There is always a certain interface between software modules, from the way of invocation, they can be divided into three categories: synchronous call, callback and asynchronous call. A synchronous call is a blocking call, the caller waits for the other party to execute before returning, it is a one-way call; The callback is a two-way invocation pattern, that is, the caller also invokes the interface of the other when the interface is invoked; an asynchronous call is a mechanism similar to a message or event, but it is in the opposite direction. The service of an interface will actively notify the client (that is, the interface that invokes the client) when it receives a message or an event occurs. Callback and asynchronous invocation are very closely related, and we usually use callbacks to register asynchronous messages, and to implement notification of messages by asynchronous invocation. Synchronous calls are the simplest of the three, and callbacks are often the basis of asynchronous invocations, so here we focus on the implementation of callback mechanisms in different software architectures.
|1 2 3 4 5 6 7 8 9 10 11 12 13 14 15 16 17 18 19 20 21 22 23-24||#call. PY Import called Def callback (): print ' in callback ' Def Main (): #called. Test () Called.test_call (callback) print "in call.py "Main () #called. Py" ' Def Test (): print "in called.py Test ()" "' Def Test_call (p_call): print" in called.py Test_call () "P_call () joe@joe:~/test/python$ python call.py in called.py Test_call () in callback in call.py joe@joe:~/t est/python$|

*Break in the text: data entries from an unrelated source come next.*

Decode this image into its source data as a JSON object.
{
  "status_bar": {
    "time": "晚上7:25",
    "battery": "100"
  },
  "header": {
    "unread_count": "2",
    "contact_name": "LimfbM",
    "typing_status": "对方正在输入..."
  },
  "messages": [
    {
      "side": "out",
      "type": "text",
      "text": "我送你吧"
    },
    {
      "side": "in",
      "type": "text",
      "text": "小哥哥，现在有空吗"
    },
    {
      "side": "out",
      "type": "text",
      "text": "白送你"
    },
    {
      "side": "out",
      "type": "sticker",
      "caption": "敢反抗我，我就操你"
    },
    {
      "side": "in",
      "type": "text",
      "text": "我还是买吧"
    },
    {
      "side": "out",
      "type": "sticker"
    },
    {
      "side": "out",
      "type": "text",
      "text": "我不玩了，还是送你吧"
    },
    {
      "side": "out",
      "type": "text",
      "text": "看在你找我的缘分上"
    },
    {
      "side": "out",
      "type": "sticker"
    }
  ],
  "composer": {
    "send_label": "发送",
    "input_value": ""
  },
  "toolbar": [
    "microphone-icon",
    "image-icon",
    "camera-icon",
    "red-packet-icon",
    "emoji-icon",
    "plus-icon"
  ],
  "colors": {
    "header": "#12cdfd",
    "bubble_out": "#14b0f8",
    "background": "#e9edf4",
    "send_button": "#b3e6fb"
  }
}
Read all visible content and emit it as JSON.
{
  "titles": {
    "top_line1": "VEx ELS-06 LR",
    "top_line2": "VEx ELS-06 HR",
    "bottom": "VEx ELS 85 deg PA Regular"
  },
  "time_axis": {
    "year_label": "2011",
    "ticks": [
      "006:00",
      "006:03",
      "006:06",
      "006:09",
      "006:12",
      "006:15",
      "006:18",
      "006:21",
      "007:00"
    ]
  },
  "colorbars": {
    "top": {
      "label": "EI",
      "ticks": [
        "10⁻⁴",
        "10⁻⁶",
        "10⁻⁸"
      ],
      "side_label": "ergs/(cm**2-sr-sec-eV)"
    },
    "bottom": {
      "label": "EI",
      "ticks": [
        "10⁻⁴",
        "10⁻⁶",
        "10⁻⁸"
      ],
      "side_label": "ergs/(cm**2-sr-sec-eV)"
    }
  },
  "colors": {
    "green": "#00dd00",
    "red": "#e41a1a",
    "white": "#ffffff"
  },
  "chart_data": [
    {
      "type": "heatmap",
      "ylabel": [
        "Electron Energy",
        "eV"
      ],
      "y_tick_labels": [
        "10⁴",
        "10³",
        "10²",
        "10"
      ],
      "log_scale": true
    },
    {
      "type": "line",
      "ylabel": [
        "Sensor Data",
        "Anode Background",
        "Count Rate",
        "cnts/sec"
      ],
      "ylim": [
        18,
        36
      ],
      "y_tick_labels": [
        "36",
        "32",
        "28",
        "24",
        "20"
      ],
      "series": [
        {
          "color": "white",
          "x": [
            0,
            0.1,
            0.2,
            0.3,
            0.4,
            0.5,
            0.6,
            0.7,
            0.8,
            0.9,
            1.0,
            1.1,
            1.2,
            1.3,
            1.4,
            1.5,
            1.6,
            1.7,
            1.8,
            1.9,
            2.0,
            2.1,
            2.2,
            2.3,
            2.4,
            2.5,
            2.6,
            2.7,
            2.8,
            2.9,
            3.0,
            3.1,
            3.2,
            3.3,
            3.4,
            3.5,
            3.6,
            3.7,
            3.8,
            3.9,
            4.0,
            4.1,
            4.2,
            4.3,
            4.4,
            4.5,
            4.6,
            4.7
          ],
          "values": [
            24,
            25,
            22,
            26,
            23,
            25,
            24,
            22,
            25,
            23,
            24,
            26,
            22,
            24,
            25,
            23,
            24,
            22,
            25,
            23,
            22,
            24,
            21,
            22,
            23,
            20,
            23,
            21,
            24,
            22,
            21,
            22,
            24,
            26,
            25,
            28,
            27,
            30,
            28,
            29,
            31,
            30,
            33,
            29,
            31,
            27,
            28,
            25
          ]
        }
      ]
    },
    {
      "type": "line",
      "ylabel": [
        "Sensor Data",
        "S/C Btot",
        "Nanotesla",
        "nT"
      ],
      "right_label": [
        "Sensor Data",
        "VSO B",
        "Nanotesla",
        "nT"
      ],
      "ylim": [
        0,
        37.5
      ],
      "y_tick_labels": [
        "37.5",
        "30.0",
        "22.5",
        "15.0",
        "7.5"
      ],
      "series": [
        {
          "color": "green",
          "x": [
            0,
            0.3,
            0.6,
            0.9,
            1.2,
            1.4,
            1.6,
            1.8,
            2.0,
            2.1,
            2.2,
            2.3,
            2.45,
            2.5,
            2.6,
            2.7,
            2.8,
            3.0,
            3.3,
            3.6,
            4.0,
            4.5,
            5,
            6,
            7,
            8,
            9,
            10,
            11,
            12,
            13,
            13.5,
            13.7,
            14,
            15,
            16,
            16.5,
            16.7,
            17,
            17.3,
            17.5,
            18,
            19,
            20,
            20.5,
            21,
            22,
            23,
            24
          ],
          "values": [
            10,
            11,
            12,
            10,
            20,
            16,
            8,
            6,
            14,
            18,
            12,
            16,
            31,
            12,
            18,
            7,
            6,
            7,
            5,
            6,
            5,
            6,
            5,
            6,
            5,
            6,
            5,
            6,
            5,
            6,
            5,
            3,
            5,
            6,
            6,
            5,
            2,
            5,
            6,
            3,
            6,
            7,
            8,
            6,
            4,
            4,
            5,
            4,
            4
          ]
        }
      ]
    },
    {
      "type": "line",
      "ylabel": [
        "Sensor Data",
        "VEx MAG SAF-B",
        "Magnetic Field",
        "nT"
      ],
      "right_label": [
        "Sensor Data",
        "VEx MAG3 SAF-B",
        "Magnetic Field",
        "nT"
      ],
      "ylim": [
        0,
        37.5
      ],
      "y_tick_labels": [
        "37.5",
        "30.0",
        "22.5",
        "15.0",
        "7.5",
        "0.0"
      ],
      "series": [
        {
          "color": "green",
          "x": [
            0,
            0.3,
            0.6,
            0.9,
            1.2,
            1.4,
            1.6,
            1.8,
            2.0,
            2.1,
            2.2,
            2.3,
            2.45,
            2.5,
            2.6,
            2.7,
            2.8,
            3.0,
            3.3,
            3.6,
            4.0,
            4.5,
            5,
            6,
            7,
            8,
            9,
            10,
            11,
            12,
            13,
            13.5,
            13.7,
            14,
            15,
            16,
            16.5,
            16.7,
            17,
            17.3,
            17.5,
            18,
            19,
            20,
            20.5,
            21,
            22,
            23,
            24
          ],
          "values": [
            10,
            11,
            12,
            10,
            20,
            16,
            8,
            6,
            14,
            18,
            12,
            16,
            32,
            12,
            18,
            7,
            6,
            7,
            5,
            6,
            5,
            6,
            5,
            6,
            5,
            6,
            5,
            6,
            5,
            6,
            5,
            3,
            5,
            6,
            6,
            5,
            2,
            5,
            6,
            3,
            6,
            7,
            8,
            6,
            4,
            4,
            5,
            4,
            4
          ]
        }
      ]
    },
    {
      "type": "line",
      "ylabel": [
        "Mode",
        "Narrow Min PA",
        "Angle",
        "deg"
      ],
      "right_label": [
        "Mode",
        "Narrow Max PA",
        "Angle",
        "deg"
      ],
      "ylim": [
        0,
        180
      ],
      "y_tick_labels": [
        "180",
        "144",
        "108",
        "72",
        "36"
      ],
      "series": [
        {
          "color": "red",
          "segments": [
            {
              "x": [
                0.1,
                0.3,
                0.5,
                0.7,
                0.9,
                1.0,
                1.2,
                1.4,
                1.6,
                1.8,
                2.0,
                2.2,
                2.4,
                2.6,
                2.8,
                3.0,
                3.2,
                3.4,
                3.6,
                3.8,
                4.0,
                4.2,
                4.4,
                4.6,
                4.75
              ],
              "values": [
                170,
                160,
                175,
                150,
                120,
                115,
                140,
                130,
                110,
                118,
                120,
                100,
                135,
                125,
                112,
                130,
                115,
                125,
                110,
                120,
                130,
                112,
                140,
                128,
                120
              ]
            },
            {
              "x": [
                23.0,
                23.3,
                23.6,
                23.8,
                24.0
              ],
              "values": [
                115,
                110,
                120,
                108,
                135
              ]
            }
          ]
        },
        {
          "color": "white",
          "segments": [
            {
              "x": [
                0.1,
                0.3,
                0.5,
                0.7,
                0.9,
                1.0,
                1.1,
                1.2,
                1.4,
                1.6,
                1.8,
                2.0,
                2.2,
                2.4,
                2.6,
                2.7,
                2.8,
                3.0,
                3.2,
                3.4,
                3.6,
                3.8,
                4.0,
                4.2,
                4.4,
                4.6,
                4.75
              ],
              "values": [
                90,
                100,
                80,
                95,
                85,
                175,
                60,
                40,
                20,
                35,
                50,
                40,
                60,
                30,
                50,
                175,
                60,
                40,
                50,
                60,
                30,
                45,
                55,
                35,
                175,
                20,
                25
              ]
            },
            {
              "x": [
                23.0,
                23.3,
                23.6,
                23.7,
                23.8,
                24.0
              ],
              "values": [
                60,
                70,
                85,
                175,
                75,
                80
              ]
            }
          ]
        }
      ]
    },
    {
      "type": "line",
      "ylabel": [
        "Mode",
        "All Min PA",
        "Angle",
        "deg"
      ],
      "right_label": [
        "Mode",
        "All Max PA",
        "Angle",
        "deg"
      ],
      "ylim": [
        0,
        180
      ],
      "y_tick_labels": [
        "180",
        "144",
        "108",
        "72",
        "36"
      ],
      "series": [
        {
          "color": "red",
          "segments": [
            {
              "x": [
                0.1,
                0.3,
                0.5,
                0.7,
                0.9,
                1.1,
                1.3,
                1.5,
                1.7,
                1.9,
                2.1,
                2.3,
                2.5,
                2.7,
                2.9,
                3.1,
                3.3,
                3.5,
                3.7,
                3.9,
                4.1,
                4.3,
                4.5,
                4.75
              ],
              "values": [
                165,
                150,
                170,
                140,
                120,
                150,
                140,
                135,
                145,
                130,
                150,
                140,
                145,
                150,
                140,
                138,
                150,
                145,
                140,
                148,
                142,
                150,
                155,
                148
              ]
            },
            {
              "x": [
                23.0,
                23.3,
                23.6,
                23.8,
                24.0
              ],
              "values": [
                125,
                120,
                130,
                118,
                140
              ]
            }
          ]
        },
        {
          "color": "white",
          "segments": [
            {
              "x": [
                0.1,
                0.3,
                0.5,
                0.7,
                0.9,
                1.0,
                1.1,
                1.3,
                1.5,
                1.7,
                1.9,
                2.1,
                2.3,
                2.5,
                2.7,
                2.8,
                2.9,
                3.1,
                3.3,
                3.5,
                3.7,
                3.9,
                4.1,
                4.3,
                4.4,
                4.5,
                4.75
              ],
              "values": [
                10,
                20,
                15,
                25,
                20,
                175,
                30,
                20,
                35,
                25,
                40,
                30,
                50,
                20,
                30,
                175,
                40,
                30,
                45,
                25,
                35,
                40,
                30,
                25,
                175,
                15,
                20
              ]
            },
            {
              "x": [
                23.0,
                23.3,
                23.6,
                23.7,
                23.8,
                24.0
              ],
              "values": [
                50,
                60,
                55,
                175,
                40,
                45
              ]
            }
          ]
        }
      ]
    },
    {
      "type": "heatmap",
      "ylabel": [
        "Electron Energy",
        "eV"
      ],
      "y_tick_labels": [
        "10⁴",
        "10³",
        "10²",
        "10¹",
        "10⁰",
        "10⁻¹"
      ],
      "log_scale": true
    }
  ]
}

I hope this article will help you with your Python programming.